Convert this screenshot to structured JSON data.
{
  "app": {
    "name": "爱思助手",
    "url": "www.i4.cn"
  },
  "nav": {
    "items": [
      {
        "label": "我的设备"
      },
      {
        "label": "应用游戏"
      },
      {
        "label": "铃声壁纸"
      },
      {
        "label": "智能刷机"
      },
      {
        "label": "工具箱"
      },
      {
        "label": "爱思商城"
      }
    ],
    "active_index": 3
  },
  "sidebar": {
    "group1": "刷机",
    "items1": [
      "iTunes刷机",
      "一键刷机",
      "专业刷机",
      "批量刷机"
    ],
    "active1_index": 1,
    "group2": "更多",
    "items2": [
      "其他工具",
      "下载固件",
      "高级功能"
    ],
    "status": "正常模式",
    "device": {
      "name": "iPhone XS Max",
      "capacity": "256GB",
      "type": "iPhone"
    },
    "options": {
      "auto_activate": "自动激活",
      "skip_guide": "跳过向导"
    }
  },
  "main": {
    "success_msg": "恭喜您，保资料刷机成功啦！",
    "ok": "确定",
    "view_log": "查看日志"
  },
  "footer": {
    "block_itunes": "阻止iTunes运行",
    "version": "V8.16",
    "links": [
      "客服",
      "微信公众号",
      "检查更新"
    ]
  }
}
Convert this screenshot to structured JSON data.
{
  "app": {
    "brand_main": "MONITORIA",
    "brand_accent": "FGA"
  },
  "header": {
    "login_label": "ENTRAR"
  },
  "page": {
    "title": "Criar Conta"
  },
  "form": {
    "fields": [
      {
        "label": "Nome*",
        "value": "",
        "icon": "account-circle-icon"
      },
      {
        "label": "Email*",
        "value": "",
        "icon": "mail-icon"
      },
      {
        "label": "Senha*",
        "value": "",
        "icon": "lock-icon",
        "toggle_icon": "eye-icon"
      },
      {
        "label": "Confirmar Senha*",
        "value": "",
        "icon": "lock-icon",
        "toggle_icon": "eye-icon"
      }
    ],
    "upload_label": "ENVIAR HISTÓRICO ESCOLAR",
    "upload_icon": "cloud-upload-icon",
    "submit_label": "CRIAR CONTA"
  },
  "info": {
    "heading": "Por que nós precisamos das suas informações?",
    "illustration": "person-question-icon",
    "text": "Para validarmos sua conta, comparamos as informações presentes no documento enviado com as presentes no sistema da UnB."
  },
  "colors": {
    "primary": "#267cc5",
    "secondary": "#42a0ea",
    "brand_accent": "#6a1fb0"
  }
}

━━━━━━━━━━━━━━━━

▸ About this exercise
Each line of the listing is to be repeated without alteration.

▸ Response
Convert this screenshot to structured JSON data.
{
  "app": {
    "name": "爱思助手",
    "url": "www.i4.cn"
  },
  "nav": {
    "items": [
      {
        "label": "我的设备"
      },
      {
        "label": "应用游戏"
      },
      {
        "label": "铃声壁纸"
      },
      {
        "label": "智能刷机"
      },
      {
        "label": "工具箱"
      },
      {
        "label": "爱思商城"
      }
    ],
    "active_index": 3
  },
  "sidebar": {
    "group1": "刷机",
    "items1": [
      "iTunes刷机",
      "一键刷机",
      "专业刷机",
      "批量刷机"
    ],
    "active1_index": 1,
    "group2": "更多",
    "items2": [
      "其他工具",
      "下载固件",
      "高级功能"
    ],
    "status": "正常模式",
    "device": {
      "name": "iPhone XS Max",
      "capacity": "256GB",
      "type": "iPhone"
    },
    "options": {
      "auto_activate": "自动激活",
      "skip_guide": "跳过向导"
    }
  },
  "main": {
    "success_msg": "恭喜您，保资料刷机成功啦！",
    "ok": "确定",
    "view_log": "查看日志"
  },
  "footer": {
    "block_itunes": "阻止iTunes运行",
    "version": "V8.16",
    "links": [
      "客服",
      "微信公众号",
      "检查更新"
    ]
  }
}
Convert this screenshot to structured JSON data.
{
  "app": {
    "brand_main": "MONITORIA",
    "brand_accent": "FGA"
  },
  "header": {
    "login_label": "ENTRAR"
  },
  "page": {
    "title": "Criar Conta"
  },
  "form": {
    "fields": [
      {
        "label": "Nome*",
        "value": "",
        "icon": "account-circle-icon"
      },
      {
        "label": "Email*",
        "value": "",
        "icon": "mail-icon"
      },
      {
        "label": "Senha*",
        "value": "",
        "icon": "lock-icon",
        "toggle_icon": "eye-icon"
      },
      {
        "label": "Confirmar Senha*",
        "value": "",
        "icon": "lock-icon",
        "toggle_icon": "eye-icon"
      }
    ],
    "upload_label": "ENVIAR HISTÓRICO ESCOLAR",
    "upload_icon": "cloud-upload-icon",
    "submit_label": "CRIAR CONTA"
  },
  "info": {
    "heading": "Por que nós precisamos das suas informações?",
    "illustration": "person-question-icon",
    "text": "Para validarmos sua conta, comparamos as informações presentes no documento enviado com as presentes no sistema da UnB."
  },
  "colors": {
    "primary": "#267cc5",
    "secondary": "#42a0ea",
    "brand_accent": "#6a1fb0"
  }
}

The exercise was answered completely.